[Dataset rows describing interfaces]
····················
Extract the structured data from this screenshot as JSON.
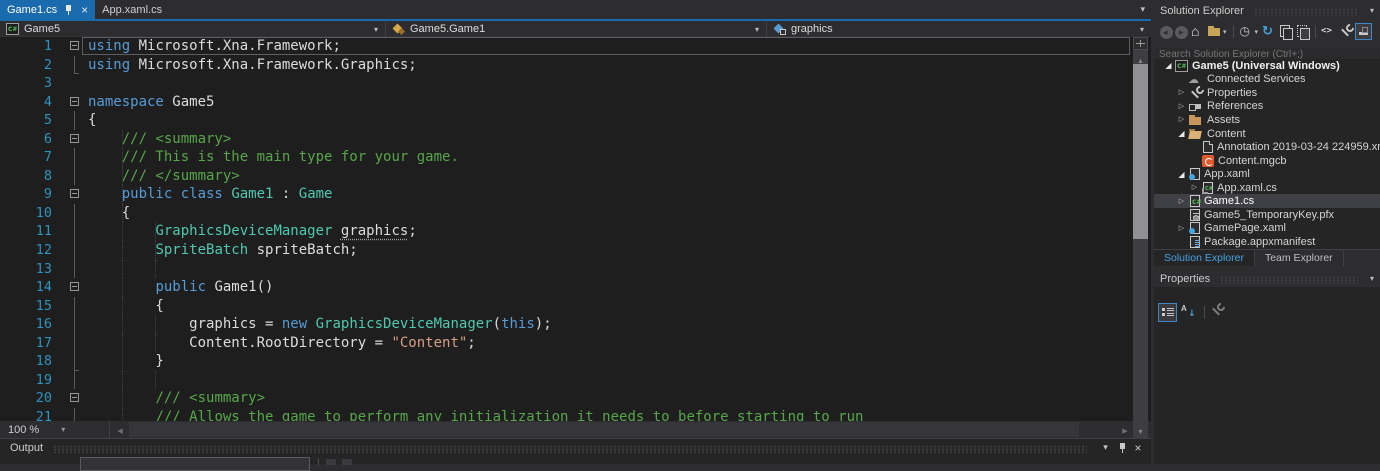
{
  "colors": {
    "accent": "#1A6BAD",
    "chrome_bg": "#2D2D30",
    "editor_bg": "#1E1E1E",
    "panel_bg": "#252526",
    "selection": "#3F3F46"
  },
  "tab_bar": {
    "tabs": [
      {
        "label": "Game1.cs",
        "active": true,
        "pinned": true
      },
      {
        "label": "App.xaml.cs",
        "active": false
      }
    ]
  },
  "navigation_bar": {
    "project": "Game5",
    "type": "Game5.Game1",
    "member": "graphics",
    "icons": [
      "csharp-project-icon",
      "class-icon",
      "field-icon"
    ]
  },
  "editor": {
    "zoom_level": "100 %",
    "syntax_colors": {
      "keyword": "#569CD6",
      "type": "#4EC9B0",
      "string": "#D69D85",
      "comment": "#57A64A",
      "plain": "#DCDCDC",
      "line_number": "#2E93BE"
    },
    "lines": [
      {
        "num": 1,
        "fold": "box",
        "current": true,
        "guides": [],
        "segments": [
          {
            "text": "using",
            "style": "keyword"
          },
          {
            "text": " Microsoft.Xna.Framework;",
            "style": "plain"
          }
        ]
      },
      {
        "num": 2,
        "fold": "end",
        "guides": [],
        "segments": [
          {
            "text": "using",
            "style": "keyword"
          },
          {
            "text": " Microsoft.Xna.Framework.Graphics;",
            "style": "plain"
          }
        ]
      },
      {
        "num": 3,
        "fold": "",
        "guides": [],
        "segments": []
      },
      {
        "num": 4,
        "fold": "box",
        "guides": [],
        "segments": [
          {
            "text": "namespace",
            "style": "keyword"
          },
          {
            "text": " Game5",
            "style": "plain"
          }
        ]
      },
      {
        "num": 5,
        "fold": "line",
        "guides": [],
        "segments": [
          {
            "text": "{",
            "style": "plain"
          }
        ]
      },
      {
        "num": 6,
        "fold": "box",
        "guides": [
          4
        ],
        "segments": [
          {
            "text": "    ",
            "style": "plain"
          },
          {
            "text": "/// <summary>",
            "style": "comment"
          }
        ]
      },
      {
        "num": 7,
        "fold": "line",
        "guides": [
          4
        ],
        "segments": [
          {
            "text": "    ",
            "style": "plain"
          },
          {
            "text": "/// This is the main type for your game.",
            "style": "comment"
          }
        ]
      },
      {
        "num": 8,
        "fold": "line",
        "guides": [
          4
        ],
        "segments": [
          {
            "text": "    ",
            "style": "plain"
          },
          {
            "text": "/// </summary>",
            "style": "comment"
          }
        ]
      },
      {
        "num": 9,
        "fold": "box",
        "guides": [
          4
        ],
        "segments": [
          {
            "text": "    ",
            "style": "plain"
          },
          {
            "text": "public class",
            "style": "keyword"
          },
          {
            "text": " ",
            "style": "plain"
          },
          {
            "text": "Game1",
            "style": "type"
          },
          {
            "text": " : ",
            "style": "plain"
          },
          {
            "text": "Game",
            "style": "type"
          }
        ]
      },
      {
        "num": 10,
        "fold": "line",
        "guides": [
          4
        ],
        "segments": [
          {
            "text": "    {",
            "style": "plain"
          }
        ]
      },
      {
        "num": 11,
        "fold": "line",
        "guides": [
          4,
          8
        ],
        "segments": [
          {
            "text": "        ",
            "style": "plain"
          },
          {
            "text": "GraphicsDeviceManager",
            "style": "type"
          },
          {
            "text": " ",
            "style": "plain"
          },
          {
            "text": "graphics",
            "style": "plain",
            "underline": true
          },
          {
            "text": ";",
            "style": "plain"
          }
        ]
      },
      {
        "num": 12,
        "fold": "line",
        "guides": [
          4,
          8
        ],
        "segments": [
          {
            "text": "        ",
            "style": "plain"
          },
          {
            "text": "SpriteBatch",
            "style": "type"
          },
          {
            "text": " spriteBatch;",
            "style": "plain"
          }
        ]
      },
      {
        "num": 13,
        "fold": "line",
        "guides": [
          4,
          8
        ],
        "segments": []
      },
      {
        "num": 14,
        "fold": "box",
        "guides": [
          4
        ],
        "segments": [
          {
            "text": "        ",
            "style": "plain"
          },
          {
            "text": "public",
            "style": "keyword"
          },
          {
            "text": " Game1()",
            "style": "plain"
          }
        ]
      },
      {
        "num": 15,
        "fold": "line",
        "guides": [
          4
        ],
        "segments": [
          {
            "text": "        {",
            "style": "plain"
          }
        ]
      },
      {
        "num": 16,
        "fold": "line",
        "guides": [
          4,
          8
        ],
        "segments": [
          {
            "text": "            graphics = ",
            "style": "plain"
          },
          {
            "text": "new",
            "style": "keyword"
          },
          {
            "text": " ",
            "style": "plain"
          },
          {
            "text": "GraphicsDeviceManager",
            "style": "type"
          },
          {
            "text": "(",
            "style": "plain"
          },
          {
            "text": "this",
            "style": "keyword"
          },
          {
            "text": ");",
            "style": "plain"
          }
        ]
      },
      {
        "num": 17,
        "fold": "line",
        "guides": [
          4,
          8
        ],
        "segments": [
          {
            "text": "            Content.RootDirectory = ",
            "style": "plain"
          },
          {
            "text": "\"Content\"",
            "style": "string"
          },
          {
            "text": ";",
            "style": "plain"
          }
        ]
      },
      {
        "num": 18,
        "fold": "end",
        "guides": [
          4
        ],
        "segments": [
          {
            "text": "        }",
            "style": "plain"
          }
        ]
      },
      {
        "num": 19,
        "fold": "line",
        "guides": [
          4,
          8
        ],
        "segments": []
      },
      {
        "num": 20,
        "fold": "box",
        "guides": [
          4
        ],
        "segments": [
          {
            "text": "        ",
            "style": "plain"
          },
          {
            "text": "/// <summary>",
            "style": "comment"
          }
        ]
      },
      {
        "num": 21,
        "fold": "line",
        "guides": [
          4
        ],
        "segments": [
          {
            "text": "        ",
            "style": "plain"
          },
          {
            "text": "/// Allows the game to perform any initialization it needs to before starting to run",
            "style": "comment"
          }
        ]
      }
    ]
  },
  "output_panel": {
    "title": "Output",
    "icons": [
      "chevron-down",
      "pin",
      "close"
    ]
  },
  "solution_explorer": {
    "title": "Solution Explorer",
    "search_placeholder": "Search Solution Explorer (Ctrl+;)",
    "toolbar": [
      "back",
      "forward",
      "home",
      "switch-views",
      "separator",
      "pending-changes-filter",
      "refresh",
      "nest-related-files",
      "show-all-files",
      "separator",
      "view-code",
      "properties",
      "preview-selected-items"
    ],
    "tree": [
      {
        "label": "Game5 (Universal Windows)",
        "indent": 0,
        "expander": "open",
        "icon": "csharp-project",
        "bold": true
      },
      {
        "label": "Connected Services",
        "indent": 1,
        "expander": null,
        "icon": "connected-services"
      },
      {
        "label": "Properties",
        "indent": 1,
        "expander": "closed",
        "icon": "wrench"
      },
      {
        "label": "References",
        "indent": 1,
        "expander": "closed",
        "icon": "references"
      },
      {
        "label": "Assets",
        "indent": 1,
        "expander": "closed",
        "icon": "folder"
      },
      {
        "label": "Content",
        "indent": 1,
        "expander": "open",
        "icon": "folder-open"
      },
      {
        "label": "Annotation 2019-03-24 224959.xnb",
        "indent": 2,
        "expander": null,
        "icon": "file"
      },
      {
        "label": "Content.mgcb",
        "indent": 2,
        "expander": null,
        "icon": "mgcb"
      },
      {
        "label": "App.xaml",
        "indent": 1,
        "expander": "open",
        "icon": "xaml"
      },
      {
        "label": "App.xaml.cs",
        "indent": 2,
        "expander": "closed",
        "icon": "csharp-file-dep"
      },
      {
        "label": "Game1.cs",
        "indent": 1,
        "expander": "closed",
        "icon": "csharp-file",
        "selected": true
      },
      {
        "label": "Game5_TemporaryKey.pfx",
        "indent": 1,
        "expander": null,
        "icon": "pfx"
      },
      {
        "label": "GamePage.xaml",
        "indent": 1,
        "expander": "closed",
        "icon": "xaml"
      },
      {
        "label": "Package.appxmanifest",
        "indent": 1,
        "expander": null,
        "icon": "manifest"
      }
    ],
    "bottom_tabs": [
      {
        "label": "Solution Explorer",
        "active": true
      },
      {
        "label": "Team Explorer",
        "active": false
      }
    ]
  },
  "properties_panel": {
    "title": "Properties",
    "toolbar": [
      "categorized",
      "alphabetical",
      "separator",
      "property-pages"
    ]
  }
}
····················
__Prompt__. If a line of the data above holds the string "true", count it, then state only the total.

__Solution to the problem__. 7